The system evaluates 80 different parameters altogether, each having the potential to hold clues about a baby's health.
To a parent, a baby’s’ cry could mean they’re hungry, sleepy, in pain or uncomfortable. To scientists, the subtle acoustic characteristics of those cries, often unnoticeable to the human ear, might contain important information about a child’s health.
Researchers from Brown University and Women & Infants Hospital of Rhode Island have developed a new computer based tool that can perform finely tuned acoustic analysis of a baby’s cry. The research team hopes the baby cry analyzer will lead to new ways both researchers and clinicians can identify neurological problems and development disorders in children through their cries.
Stephen Sheinkopf, assistant professor of psychiatry and human behavior at Brown University, helped design the computer based tool. In an interview he said, “There are lots of conditions that might manifest in differences in cry acoustics. For instance, babies with birth trauma or brain injury as a result of complications in pregnancy or birth or babies who are extremely premature can have ongoing medical effects. Cry analysis can be a noninvasive way to get a measurement of these disruptions in the neurobiological and neurobehavioral systems in very young babies.”
This new analyzing tool is the result of two years of collaborative work between the faculty at Brown’s School of Engineering and the hospital based faculty at Women & Infants Hospital.
The analysis takes place in two different phases. In the first phase, the analyzer separates a recorded cry into 12.5 millisecond frames. Each frame is then analyzed for a variety of different parameters. Those parameters include frequency characteristics, voicing and acoustic volume.

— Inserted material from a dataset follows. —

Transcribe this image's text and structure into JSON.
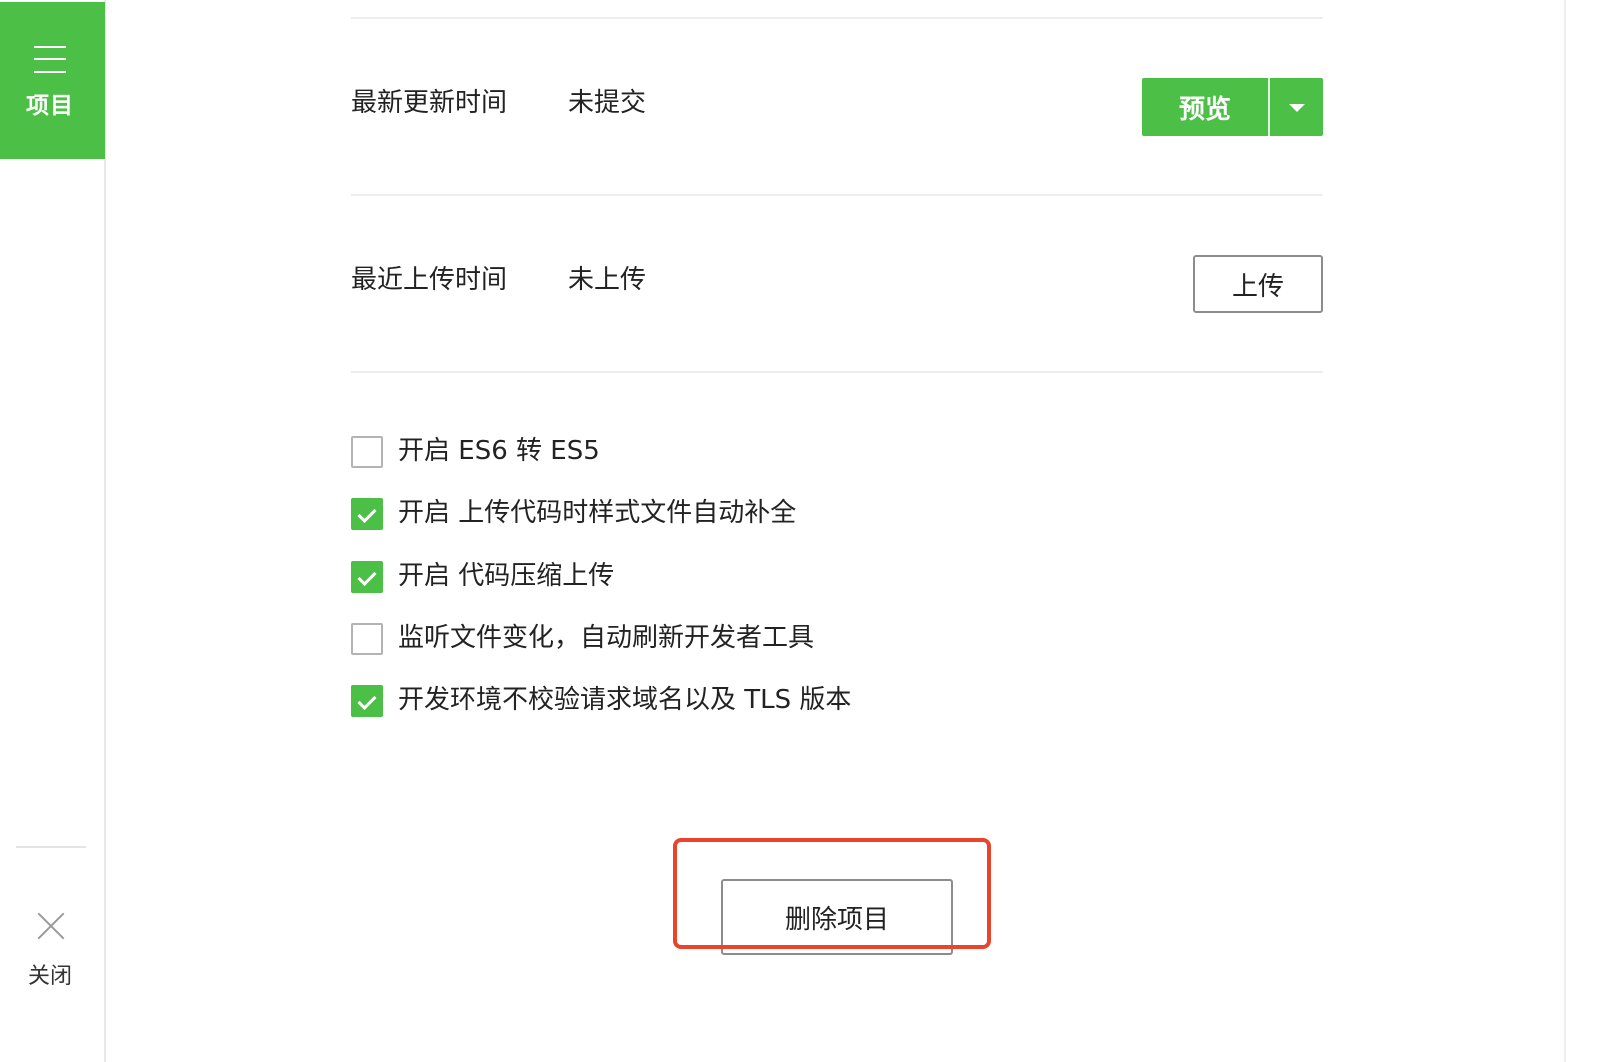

During the second phase, the data gathered during the first phase is further analyzed to provide a broader view of the cry, reducing the number of parameters down to the most useful ones. The frames are put back together and characterized as an utterance, which is a single “wah” sound, or silence which is the pause between the utterances. The longer utterances are separated from the shorter ones, and the time between each is recorded. The pitch, as well as the contour of the pitch and many other variables, can then be averaged across each utterance. The system evaluates 80 different parameters altogether, each having the potential to hold clues about a baby’s health.
Harvey Silverman, professor of engineering and director of Brown’s Laboratory for Engineering Man/Machine Systems, says,”It’s a comprehensive tool for getting as much important stuff out of a baby cry that we can.”
Silverman and his graduate students Brian Reggiannini and Xiaoxue Li worked with Sheinkopf and Barry Lester, director of Brown’s Center for the Study of Children at Risk, to understand what important things they needed to be looking for in a baby’s cry.
Lester, who has studied baby cries for several years, says this new research relates back to the 60s and a disorder referred to as Cri du chat syndrome. Cri du chat is the result of a genetic anomaly similar to Downs Syndrome and is characterized by a distinct, high pitched cry that sounds similar to a cat.
“The idea is that cry can be a window into the brain,” says Lester. “Cry is an early warning sign that can be used in the context of looking at the whole baby.”
A paper describing the new tool is featured in the Journal of Speech, Language and Hearing Research.